      Phraseology plays a pivotal role in the development of translation competence as well as in translation quality assessment. Thus far, however, there remains a paucity of research on how to best teach idioms for translation purposes. Against such a background, this study aims to shed some light on the multiple applications of phraseodidactics to translation training. We will follow a corpus-based methodology and, for the sake of the argument, the focus will be on somatisms in Spanish, English and German. The overall structure of this paper takes the form of four sections. Section One begins by laying out the theoretical dimensions of phraseology and its convergence with translation. In section two we examine the main components of a corpus-based glossary of somatisms, named Glossomatic, and how it can be employed to establish ad hoc phraseological equivalences in those cases (analysed in section three) where the manipulation of idioms and the absence of one-to-one phraseological correspondence may pose some problems to translation.
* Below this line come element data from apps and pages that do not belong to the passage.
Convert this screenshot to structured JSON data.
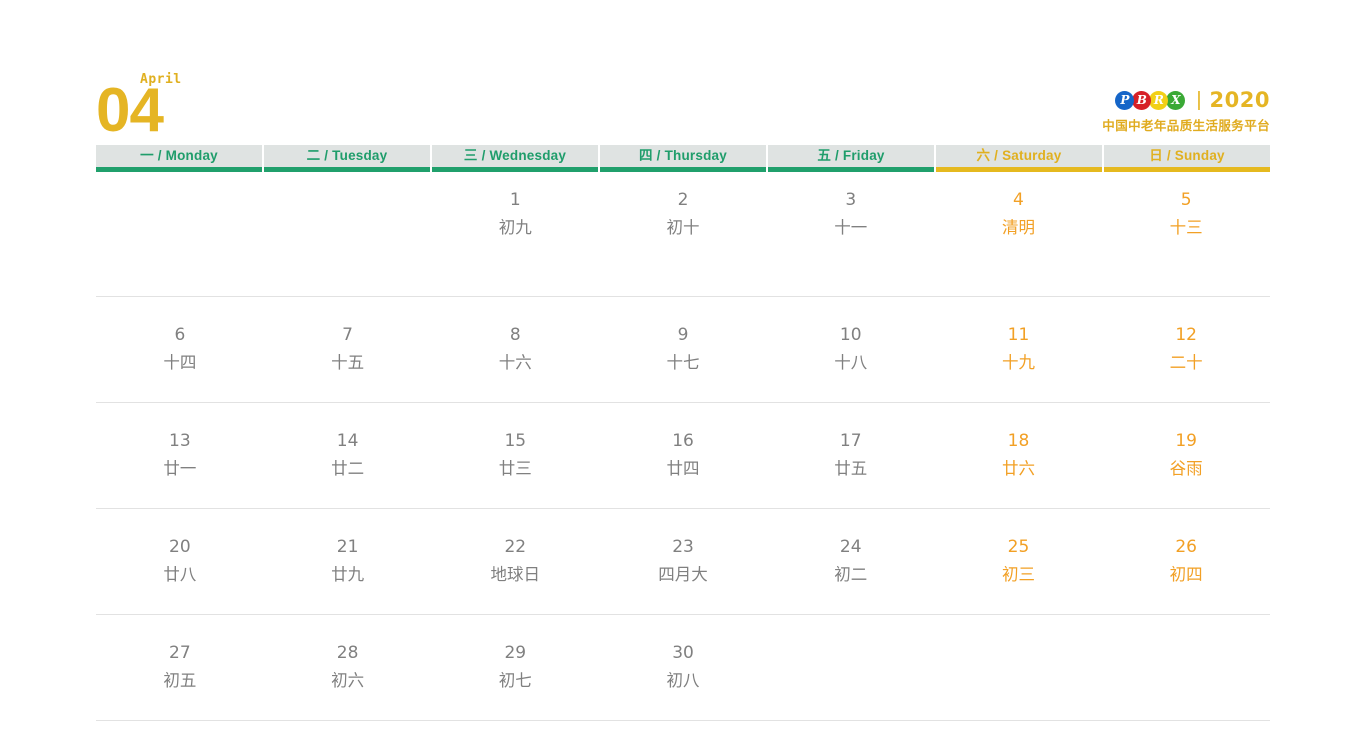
{
  "header": {
    "month_number": "04",
    "month_name": "April",
    "brand": {
      "logo_letters": [
        {
          "letter": "P",
          "color": "#1565c8"
        },
        {
          "letter": "B",
          "color": "#d62027"
        },
        {
          "letter": "R",
          "color": "#f2d017"
        },
        {
          "letter": "X",
          "color": "#3aa935"
        }
      ],
      "separator": "|",
      "year": "2020",
      "tagline": "中国中老年品质生活服务平台"
    }
  },
  "weekdays": [
    {
      "label": "一 / Monday",
      "weekend": false
    },
    {
      "label": "二 / Tuesday",
      "weekend": false
    },
    {
      "label": "三 / Wednesday",
      "weekend": false
    },
    {
      "label": "四 / Thursday",
      "weekend": false
    },
    {
      "label": "五 / Friday",
      "weekend": false
    },
    {
      "label": "六 / Saturday",
      "weekend": true
    },
    {
      "label": "日 / Sunday",
      "weekend": true
    }
  ],
  "colors": {
    "accent_gold": "#e5b524",
    "accent_green": "#20a06c",
    "weekend_orange": "#f2a025",
    "weekday_gray": "#808080",
    "header_bg": "#dfe3e2"
  },
  "weeks": [
    [
      {
        "day": "",
        "lunar": "",
        "weekend": false,
        "empty": true
      },
      {
        "day": "",
        "lunar": "",
        "weekend": false,
        "empty": true
      },
      {
        "day": "1",
        "lunar": "初九",
        "weekend": false,
        "empty": false
      },
      {
        "day": "2",
        "lunar": "初十",
        "weekend": false,
        "empty": false
      },
      {
        "day": "3",
        "lunar": "十一",
        "weekend": false,
        "empty": false
      },
      {
        "day": "4",
        "lunar": "清明",
        "weekend": true,
        "empty": false
      },
      {
        "day": "5",
        "lunar": "十三",
        "weekend": true,
        "empty": false
      }
    ],
    [
      {
        "day": "6",
        "lunar": "十四",
        "weekend": false,
        "empty": false
      },
      {
        "day": "7",
        "lunar": "十五",
        "weekend": false,
        "empty": false
      },
      {
        "day": "8",
        "lunar": "十六",
        "weekend": false,
        "empty": false
      },
      {
        "day": "9",
        "lunar": "十七",
        "weekend": false,
        "empty": false
      },
      {
        "day": "10",
        "lunar": "十八",
        "weekend": false,
        "empty": false
      },
      {
        "day": "11",
        "lunar": "十九",
        "weekend": true,
        "empty": false
      },
      {
        "day": "12",
        "lunar": "二十",
        "weekend": true,
        "empty": false
      }
    ],
    [
      {
        "day": "13",
        "lunar": "廿一",
        "weekend": false,
        "empty": false
      },
      {
        "day": "14",
        "lunar": "廿二",
        "weekend": false,
        "empty": false
      },
      {
        "day": "15",
        "lunar": "廿三",
        "weekend": false,
        "empty": false
      },
      {
        "day": "16",
        "lunar": "廿四",
        "weekend": false,
        "empty": false
      },
      {
        "day": "17",
        "lunar": "廿五",
        "weekend": false,
        "empty": false
      },
      {
        "day": "18",
        "lunar": "廿六",
        "weekend": true,
        "empty": false
      },
      {
        "day": "19",
        "lunar": "谷雨",
        "weekend": true,
        "empty": false
      }
    ],
    [
      {
        "day": "20",
        "lunar": "廿八",
        "weekend": false,
        "empty": false
      },
      {
        "day": "21",
        "lunar": "廿九",
        "weekend": false,
        "empty": false
      },
      {
        "day": "22",
        "lunar": "地球日",
        "weekend": false,
        "empty": false
      },
      {
        "day": "23",
        "lunar": "四月大",
        "weekend": false,
        "empty": false
      },
      {
        "day": "24",
        "lunar": "初二",
        "weekend": false,
        "empty": false
      },
      {
        "day": "25",
        "lunar": "初三",
        "weekend": true,
        "empty": false
      },
      {
        "day": "26",
        "lunar": "初四",
        "weekend": true,
        "empty": false
      }
    ],
    [
      {
        "day": "27",
        "lunar": "初五",
        "weekend": false,
        "empty": false
      },
      {
        "day": "28",
        "lunar": "初六",
        "weekend": false,
        "empty": false
      },
      {
        "day": "29",
        "lunar": "初七",
        "weekend": false,
        "empty": false
      },
      {
        "day": "30",
        "lunar": "初八",
        "weekend": false,
        "empty": false
      },
      {
        "day": "",
        "lunar": "",
        "weekend": false,
        "empty": true
      },
      {
        "day": "",
        "lunar": "",
        "weekend": true,
        "empty": true
      },
      {
        "day": "",
        "lunar": "",
        "weekend": true,
        "empty": true
      }
    ]
  ]
}
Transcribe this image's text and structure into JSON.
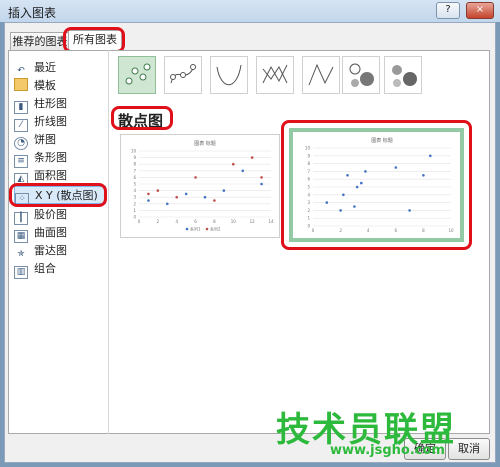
{
  "window": {
    "title": "插入图表",
    "help": "?",
    "close": "×"
  },
  "tabs": [
    {
      "label": "推荐的图表"
    },
    {
      "label": "所有图表"
    }
  ],
  "sidebar": {
    "items": [
      {
        "label": "最近",
        "icon": "undo-icon"
      },
      {
        "label": "模板",
        "icon": "folder-icon"
      },
      {
        "label": "柱形图",
        "icon": "column-chart-icon"
      },
      {
        "label": "折线图",
        "icon": "line-chart-icon"
      },
      {
        "label": "饼图",
        "icon": "pie-chart-icon"
      },
      {
        "label": "条形图",
        "icon": "bar-chart-icon"
      },
      {
        "label": "面积图",
        "icon": "area-chart-icon"
      },
      {
        "label": "X Y (散点图)",
        "icon": "scatter-chart-icon"
      },
      {
        "label": "股价图",
        "icon": "stock-chart-icon"
      },
      {
        "label": "曲面图",
        "icon": "surface-chart-icon"
      },
      {
        "label": "雷达图",
        "icon": "radar-chart-icon"
      },
      {
        "label": "组合",
        "icon": "combo-chart-icon"
      }
    ],
    "selected": "X Y (散点图)"
  },
  "subtypes": [
    "scatter",
    "scatter-smooth-markers",
    "scatter-smooth",
    "scatter-straight-markers",
    "scatter-straight",
    "bubble",
    "bubble-3d"
  ],
  "section_heading": "散点图",
  "previews": [
    {
      "title": "图表 标题",
      "legend": [
        "系列1",
        "系列2"
      ],
      "selected": false
    },
    {
      "title": "图表 标题",
      "selected": true
    }
  ],
  "chart_data": [
    {
      "type": "scatter",
      "title": "图表 标题",
      "xlim": [
        0,
        14
      ],
      "ylim": [
        0,
        10
      ],
      "xticks": [
        "0",
        "2",
        "4",
        "6",
        "8",
        "10",
        "12",
        "14"
      ],
      "yticks": [
        "0",
        "1",
        "2",
        "3",
        "4",
        "5",
        "6",
        "7",
        "8",
        "9",
        "10"
      ],
      "series": [
        {
          "name": "系列1",
          "color": "#4472c4",
          "points": [
            [
              1,
              2.5
            ],
            [
              3,
              2
            ],
            [
              5,
              3.5
            ],
            [
              7,
              3
            ],
            [
              9,
              4
            ],
            [
              11,
              7
            ],
            [
              13,
              5
            ]
          ]
        },
        {
          "name": "系列2",
          "color": "#c0504d",
          "points": [
            [
              1,
              3.5
            ],
            [
              2,
              4
            ],
            [
              4,
              3
            ],
            [
              6,
              6
            ],
            [
              8,
              2.5
            ],
            [
              10,
              8
            ],
            [
              12,
              9
            ],
            [
              13,
              6
            ]
          ]
        }
      ]
    },
    {
      "type": "scatter",
      "title": "图表 标题",
      "xlim": [
        0,
        10
      ],
      "ylim": [
        0,
        10
      ],
      "xticks": [
        "0",
        "2",
        "4",
        "6",
        "8",
        "10"
      ],
      "yticks": [
        "0",
        "1",
        "2",
        "3",
        "4",
        "5",
        "6",
        "7",
        "8",
        "9",
        "10"
      ],
      "series": [
        {
          "color": "#4472c4",
          "points": [
            [
              1,
              3
            ],
            [
              2,
              2
            ],
            [
              2.2,
              4
            ],
            [
              2.5,
              6.5
            ],
            [
              3,
              2.5
            ],
            [
              3.2,
              5
            ],
            [
              3.5,
              5.5
            ],
            [
              3.8,
              7
            ],
            [
              6,
              7.5
            ],
            [
              7,
              2
            ],
            [
              8,
              6.5
            ],
            [
              8.5,
              9
            ]
          ]
        }
      ]
    }
  ],
  "buttons": {
    "ok": "确定",
    "cancel": "取消"
  },
  "watermark": {
    "brand": "技术员联盟",
    "url": "www.jsgho.com"
  }
}
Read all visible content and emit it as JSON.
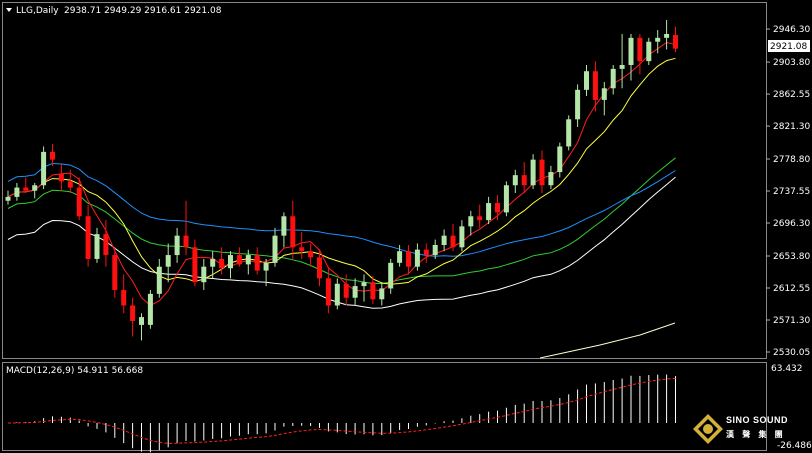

In this regard, given the importance of accurately conveying the pragmatic, semantic and discursive load of an idiom into a TT and, concomitantly, conveying the manipulation depicted in the ST, section four presents a teaching proposal in which students are prompted with a set of strategies and steps to be implemented with the aid of the glossary in order to solve these issues. Overall, the insights gained from this research will prove useful not only in developing trainees’ phraseological competence but also in giving centre stage to phraseodidactics in Translation Studies.
    • The way to analyse ‘way’: A case study in word-specific local grammar

      Hanks, Patrick; Može, Sara (Oxford Academic, 2019-02-11)
      Traditionally, dictionaries are meaning-driven—that is, they list different senses (or supposed senses) of each word, but do not say much about the phraseology that distinguishes one sense from another. Grammars, on the other hand, are structure-driven: they attempt to describe all possible structures of a language, but say little about meaning, phraseology, or collocation. In both disciplines during the 20th century, the practice of inventing evidence rather than discovering it led to intermittent and unpredictable distortions of fact. Since 1987, attempts have been made in both lexicography (Cobuild) and syntactic theory (pattern grammar, construction grammar) to integrate meaning and phraseology. Corpora now provide empirical evidence on a large scale for lexicosyntactic description, but there is still a long way to go. Many cherished beliefs must be abandoned before a synthesis between empirical lexical analysis and grammatical theory can be achieved. In this paper, by empirical analysis of just one word (the noun way), we show how corpus evidence can be used to tackle the complexities of lexical and constructional meaning, providing new insights into the lexis-grammar interface.